▶ _YOUR INSTRUCTIONS_
Search the data for the string "Rodica" and extract every line where it appears.

▶ _Data about app and page elements_
::::
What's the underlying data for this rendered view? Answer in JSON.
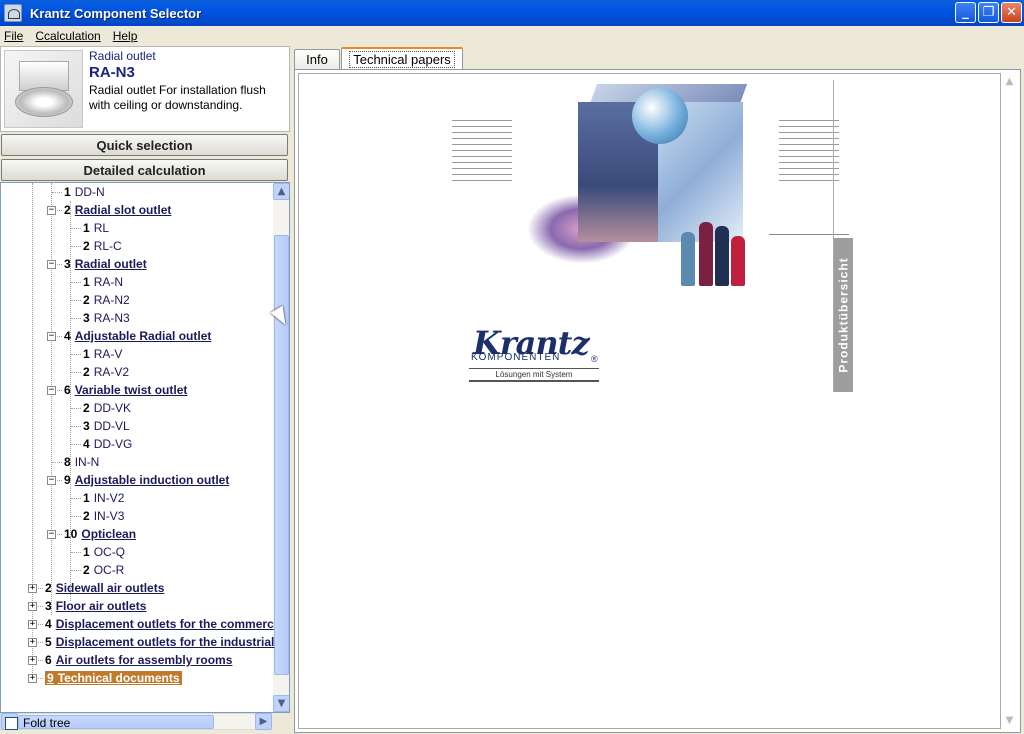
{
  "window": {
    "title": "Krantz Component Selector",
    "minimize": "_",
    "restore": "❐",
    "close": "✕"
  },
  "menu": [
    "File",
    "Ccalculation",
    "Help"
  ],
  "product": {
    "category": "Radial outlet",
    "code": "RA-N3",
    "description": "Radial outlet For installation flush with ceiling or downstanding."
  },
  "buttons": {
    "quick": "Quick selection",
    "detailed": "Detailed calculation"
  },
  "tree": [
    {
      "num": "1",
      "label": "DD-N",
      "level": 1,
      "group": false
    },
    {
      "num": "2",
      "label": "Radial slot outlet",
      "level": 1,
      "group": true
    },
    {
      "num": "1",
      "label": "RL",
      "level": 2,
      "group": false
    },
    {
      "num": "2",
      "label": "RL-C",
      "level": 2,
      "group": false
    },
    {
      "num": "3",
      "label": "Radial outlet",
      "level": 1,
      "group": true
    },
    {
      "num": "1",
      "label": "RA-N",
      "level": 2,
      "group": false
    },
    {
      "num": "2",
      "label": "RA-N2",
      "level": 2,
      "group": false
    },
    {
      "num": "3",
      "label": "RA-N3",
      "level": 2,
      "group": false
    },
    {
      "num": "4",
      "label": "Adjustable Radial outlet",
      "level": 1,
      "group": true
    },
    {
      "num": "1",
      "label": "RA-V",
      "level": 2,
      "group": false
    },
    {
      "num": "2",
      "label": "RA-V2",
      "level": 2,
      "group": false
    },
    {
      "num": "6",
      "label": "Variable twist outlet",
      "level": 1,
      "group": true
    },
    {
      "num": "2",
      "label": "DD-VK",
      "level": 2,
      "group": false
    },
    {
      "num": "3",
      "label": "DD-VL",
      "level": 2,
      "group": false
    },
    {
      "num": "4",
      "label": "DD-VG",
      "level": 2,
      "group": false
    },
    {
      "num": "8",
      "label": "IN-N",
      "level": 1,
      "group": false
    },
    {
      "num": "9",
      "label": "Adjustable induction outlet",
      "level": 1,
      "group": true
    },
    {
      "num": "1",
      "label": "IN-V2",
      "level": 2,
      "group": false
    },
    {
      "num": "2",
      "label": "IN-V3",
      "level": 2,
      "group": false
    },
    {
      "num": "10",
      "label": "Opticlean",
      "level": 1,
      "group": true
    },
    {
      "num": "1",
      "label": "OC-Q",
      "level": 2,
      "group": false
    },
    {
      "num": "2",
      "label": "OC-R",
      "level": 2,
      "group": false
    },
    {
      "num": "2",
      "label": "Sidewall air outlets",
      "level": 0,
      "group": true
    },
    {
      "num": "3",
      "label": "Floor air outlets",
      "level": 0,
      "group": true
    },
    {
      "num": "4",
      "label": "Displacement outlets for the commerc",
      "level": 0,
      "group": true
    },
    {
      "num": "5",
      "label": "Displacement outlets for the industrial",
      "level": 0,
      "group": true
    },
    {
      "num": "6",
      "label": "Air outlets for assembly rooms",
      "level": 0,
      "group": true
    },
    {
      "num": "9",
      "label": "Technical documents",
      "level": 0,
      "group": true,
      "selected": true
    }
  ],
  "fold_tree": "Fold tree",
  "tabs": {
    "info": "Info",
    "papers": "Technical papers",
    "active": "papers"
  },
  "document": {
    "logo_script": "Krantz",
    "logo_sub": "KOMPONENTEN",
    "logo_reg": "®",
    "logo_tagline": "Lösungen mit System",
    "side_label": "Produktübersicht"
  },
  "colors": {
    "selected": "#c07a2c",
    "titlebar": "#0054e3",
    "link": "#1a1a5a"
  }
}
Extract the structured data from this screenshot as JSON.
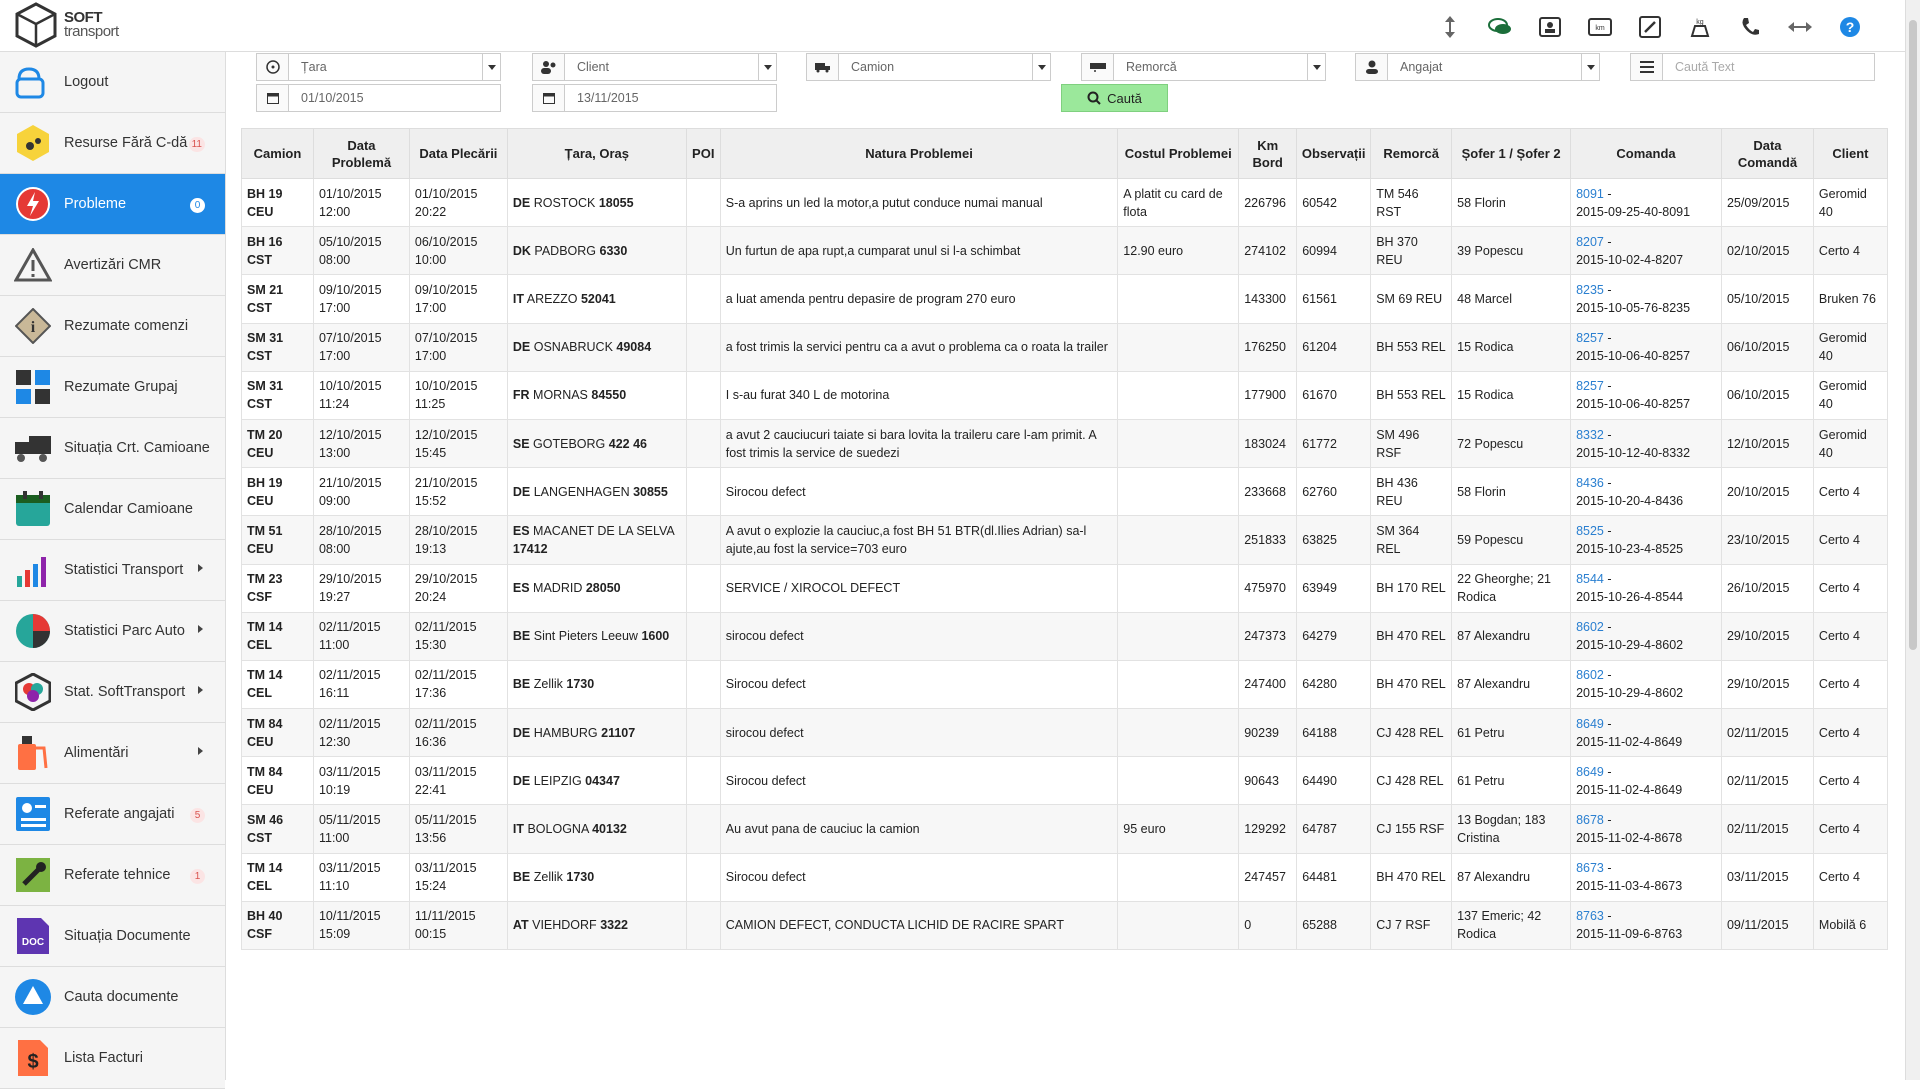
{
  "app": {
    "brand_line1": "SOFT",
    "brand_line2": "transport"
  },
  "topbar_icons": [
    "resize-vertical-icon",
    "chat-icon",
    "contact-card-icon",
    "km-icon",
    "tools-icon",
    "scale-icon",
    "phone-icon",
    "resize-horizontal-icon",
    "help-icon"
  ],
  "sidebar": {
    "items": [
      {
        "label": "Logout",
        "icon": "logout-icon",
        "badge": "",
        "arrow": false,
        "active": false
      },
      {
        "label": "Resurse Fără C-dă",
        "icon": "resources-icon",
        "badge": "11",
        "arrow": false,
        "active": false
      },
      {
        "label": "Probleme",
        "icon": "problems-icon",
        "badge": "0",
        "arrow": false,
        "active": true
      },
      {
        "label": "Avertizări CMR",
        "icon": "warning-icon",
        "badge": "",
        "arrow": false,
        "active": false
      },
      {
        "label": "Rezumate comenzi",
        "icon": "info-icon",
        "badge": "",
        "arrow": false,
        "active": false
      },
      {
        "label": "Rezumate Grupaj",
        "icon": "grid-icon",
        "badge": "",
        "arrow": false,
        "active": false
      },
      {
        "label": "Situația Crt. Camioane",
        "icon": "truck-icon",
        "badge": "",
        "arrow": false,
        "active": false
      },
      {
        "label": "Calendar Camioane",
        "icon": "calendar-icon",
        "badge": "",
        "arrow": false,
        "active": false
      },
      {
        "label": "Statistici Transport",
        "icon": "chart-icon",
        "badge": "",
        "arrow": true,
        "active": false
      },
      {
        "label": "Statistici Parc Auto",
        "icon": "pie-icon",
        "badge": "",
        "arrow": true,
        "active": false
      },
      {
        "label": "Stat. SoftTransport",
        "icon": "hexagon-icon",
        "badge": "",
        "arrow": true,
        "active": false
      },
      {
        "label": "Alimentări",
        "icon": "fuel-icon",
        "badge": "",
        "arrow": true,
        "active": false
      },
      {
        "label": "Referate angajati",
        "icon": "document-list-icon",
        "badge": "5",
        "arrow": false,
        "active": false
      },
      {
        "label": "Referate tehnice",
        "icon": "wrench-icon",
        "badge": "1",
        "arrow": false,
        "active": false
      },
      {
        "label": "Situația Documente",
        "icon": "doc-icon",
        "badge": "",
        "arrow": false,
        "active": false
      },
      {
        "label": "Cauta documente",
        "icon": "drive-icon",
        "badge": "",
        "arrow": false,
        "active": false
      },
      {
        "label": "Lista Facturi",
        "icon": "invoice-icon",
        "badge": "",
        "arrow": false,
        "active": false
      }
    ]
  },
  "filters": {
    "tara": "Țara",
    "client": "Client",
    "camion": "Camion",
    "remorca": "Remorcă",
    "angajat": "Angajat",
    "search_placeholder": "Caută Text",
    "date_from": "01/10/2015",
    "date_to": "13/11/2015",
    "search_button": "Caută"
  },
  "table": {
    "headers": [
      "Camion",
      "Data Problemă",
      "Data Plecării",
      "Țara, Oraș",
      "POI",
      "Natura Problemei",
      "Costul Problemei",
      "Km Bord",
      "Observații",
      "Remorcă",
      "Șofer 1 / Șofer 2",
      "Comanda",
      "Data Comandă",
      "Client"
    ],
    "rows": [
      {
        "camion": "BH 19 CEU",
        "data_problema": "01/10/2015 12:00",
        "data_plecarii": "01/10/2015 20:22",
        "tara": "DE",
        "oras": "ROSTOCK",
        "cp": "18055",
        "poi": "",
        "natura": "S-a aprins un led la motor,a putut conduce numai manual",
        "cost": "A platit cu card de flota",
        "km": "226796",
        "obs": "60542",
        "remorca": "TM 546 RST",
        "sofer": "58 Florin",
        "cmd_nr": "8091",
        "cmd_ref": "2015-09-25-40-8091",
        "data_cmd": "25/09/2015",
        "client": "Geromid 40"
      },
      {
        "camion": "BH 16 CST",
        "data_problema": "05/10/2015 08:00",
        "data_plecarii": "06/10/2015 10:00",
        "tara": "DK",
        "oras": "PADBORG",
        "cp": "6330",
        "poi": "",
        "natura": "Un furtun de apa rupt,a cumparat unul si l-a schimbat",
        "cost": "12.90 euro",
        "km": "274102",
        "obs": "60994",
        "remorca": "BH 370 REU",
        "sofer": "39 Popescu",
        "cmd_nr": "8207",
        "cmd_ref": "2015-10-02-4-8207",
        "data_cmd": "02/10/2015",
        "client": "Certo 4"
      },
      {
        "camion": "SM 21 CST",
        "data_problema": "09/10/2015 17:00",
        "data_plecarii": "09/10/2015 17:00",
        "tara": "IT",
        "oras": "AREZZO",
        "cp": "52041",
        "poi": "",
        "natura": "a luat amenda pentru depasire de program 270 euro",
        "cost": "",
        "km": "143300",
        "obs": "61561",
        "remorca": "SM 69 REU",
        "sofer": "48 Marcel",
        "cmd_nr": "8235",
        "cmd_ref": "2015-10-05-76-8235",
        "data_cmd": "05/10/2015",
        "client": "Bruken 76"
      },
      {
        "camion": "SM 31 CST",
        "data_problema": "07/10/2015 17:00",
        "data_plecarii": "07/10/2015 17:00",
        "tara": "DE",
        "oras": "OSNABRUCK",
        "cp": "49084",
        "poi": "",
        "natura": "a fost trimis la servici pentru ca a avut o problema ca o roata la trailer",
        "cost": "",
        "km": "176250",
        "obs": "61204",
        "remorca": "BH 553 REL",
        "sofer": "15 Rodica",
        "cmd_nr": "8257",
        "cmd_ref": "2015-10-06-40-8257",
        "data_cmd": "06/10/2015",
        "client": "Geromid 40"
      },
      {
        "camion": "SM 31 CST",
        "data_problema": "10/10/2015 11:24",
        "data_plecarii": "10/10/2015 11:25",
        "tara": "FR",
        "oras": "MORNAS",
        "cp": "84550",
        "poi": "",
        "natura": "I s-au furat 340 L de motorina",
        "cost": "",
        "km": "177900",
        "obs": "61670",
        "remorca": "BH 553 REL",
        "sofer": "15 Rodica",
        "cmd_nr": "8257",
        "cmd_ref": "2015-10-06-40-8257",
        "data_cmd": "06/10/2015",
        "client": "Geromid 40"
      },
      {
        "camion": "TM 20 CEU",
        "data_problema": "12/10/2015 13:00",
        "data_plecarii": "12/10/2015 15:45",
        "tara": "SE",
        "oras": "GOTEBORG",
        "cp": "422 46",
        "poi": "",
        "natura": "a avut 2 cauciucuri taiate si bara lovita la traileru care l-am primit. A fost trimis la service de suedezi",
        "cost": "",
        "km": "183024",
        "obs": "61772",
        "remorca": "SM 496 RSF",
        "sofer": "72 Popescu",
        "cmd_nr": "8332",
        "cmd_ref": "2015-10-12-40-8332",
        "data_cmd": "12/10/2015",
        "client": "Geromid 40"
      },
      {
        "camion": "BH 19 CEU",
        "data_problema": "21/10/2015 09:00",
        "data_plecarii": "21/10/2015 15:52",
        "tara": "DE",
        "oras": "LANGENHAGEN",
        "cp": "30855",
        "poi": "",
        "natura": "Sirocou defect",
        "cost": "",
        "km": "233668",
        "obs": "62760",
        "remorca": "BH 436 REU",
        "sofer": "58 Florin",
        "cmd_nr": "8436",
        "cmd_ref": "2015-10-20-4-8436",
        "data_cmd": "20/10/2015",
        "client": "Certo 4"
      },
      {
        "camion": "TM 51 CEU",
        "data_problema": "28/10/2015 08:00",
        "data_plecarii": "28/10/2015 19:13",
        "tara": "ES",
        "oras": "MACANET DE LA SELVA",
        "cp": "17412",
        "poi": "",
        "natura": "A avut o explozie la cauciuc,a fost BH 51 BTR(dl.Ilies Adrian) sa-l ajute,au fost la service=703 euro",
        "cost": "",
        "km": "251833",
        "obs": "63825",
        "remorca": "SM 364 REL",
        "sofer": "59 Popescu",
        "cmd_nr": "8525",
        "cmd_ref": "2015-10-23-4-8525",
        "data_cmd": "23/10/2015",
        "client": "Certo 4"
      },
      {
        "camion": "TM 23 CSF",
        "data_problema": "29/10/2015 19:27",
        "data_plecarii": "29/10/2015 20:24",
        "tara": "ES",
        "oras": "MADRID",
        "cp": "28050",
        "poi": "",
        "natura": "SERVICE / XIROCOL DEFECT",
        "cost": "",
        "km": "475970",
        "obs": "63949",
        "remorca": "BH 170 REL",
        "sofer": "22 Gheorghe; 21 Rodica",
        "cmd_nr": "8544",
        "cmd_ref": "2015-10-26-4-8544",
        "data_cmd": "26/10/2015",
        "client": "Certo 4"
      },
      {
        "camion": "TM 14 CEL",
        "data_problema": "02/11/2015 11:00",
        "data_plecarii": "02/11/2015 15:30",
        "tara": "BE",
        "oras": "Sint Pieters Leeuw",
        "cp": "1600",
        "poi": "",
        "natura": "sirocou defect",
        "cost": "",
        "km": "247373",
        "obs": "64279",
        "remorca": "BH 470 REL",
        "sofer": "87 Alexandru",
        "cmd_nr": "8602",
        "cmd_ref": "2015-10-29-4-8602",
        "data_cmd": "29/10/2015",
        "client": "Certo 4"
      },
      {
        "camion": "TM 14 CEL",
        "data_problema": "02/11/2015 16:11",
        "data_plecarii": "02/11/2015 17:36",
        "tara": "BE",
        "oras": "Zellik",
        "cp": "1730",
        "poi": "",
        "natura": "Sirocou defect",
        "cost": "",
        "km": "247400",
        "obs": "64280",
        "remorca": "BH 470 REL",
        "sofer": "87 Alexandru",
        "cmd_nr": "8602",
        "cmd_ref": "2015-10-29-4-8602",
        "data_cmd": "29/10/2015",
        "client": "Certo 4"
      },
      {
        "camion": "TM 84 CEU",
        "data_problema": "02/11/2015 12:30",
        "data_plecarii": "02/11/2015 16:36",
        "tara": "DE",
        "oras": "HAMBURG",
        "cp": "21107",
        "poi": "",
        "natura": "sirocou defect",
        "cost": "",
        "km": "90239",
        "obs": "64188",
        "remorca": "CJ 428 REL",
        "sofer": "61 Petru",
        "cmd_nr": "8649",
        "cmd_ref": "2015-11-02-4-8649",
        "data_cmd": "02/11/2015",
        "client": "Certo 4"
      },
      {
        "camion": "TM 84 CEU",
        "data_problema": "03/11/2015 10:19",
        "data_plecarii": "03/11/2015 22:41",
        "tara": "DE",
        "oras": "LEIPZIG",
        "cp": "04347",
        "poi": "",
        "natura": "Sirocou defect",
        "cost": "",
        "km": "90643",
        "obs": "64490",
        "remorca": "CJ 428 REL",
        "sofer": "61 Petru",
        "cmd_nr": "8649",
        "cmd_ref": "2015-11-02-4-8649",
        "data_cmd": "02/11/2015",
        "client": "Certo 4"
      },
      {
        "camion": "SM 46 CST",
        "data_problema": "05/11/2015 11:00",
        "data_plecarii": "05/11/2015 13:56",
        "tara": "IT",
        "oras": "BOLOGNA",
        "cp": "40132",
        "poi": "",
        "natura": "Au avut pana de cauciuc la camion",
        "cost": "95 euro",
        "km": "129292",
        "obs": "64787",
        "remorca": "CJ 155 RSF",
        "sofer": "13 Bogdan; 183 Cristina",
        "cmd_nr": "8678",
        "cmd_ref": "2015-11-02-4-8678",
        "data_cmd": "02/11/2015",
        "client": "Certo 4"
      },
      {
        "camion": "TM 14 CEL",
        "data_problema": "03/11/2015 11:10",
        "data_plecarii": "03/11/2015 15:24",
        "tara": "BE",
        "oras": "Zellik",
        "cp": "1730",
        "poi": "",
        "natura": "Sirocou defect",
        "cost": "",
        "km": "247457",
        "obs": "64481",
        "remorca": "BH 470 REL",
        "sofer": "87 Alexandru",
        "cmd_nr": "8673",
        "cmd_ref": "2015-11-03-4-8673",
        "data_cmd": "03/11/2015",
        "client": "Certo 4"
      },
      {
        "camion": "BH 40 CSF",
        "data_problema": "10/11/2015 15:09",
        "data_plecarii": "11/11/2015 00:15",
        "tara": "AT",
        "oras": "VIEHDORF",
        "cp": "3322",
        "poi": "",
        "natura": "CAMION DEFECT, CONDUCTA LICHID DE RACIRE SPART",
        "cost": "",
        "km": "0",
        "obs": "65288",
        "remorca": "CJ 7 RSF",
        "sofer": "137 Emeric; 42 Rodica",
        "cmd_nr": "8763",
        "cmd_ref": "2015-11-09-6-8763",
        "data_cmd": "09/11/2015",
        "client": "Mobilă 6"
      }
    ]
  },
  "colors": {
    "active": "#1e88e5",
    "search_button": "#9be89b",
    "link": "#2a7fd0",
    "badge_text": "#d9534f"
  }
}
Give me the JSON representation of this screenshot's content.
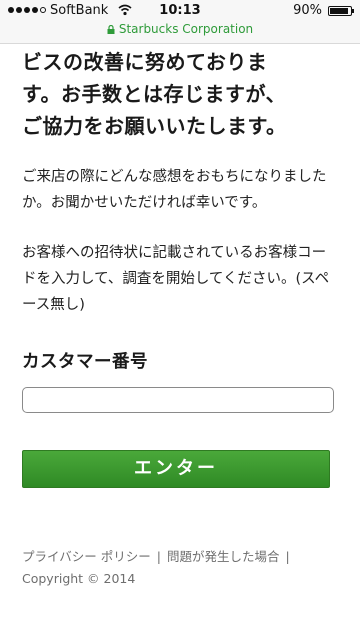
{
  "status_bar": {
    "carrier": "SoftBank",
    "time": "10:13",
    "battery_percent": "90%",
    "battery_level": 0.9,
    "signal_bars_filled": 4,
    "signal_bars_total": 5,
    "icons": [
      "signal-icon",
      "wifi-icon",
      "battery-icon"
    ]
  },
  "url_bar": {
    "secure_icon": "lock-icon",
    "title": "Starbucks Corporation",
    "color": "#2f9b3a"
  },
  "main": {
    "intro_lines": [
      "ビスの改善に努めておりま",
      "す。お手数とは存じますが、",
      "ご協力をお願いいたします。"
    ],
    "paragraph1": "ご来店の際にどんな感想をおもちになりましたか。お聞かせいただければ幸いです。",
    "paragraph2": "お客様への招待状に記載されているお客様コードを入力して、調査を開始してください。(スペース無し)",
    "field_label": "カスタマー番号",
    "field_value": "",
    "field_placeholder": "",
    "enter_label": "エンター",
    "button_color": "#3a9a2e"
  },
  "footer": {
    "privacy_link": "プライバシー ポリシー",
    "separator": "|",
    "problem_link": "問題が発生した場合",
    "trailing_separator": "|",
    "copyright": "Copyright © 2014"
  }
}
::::
▶ _RESULT_
        "sofer": "15 Rodica",
        "sofer": "15 Rodica",
        "sofer": "22 Gheorghe; 21 Rodica",
        "sofer": "137 Emeric; 42 Rodica",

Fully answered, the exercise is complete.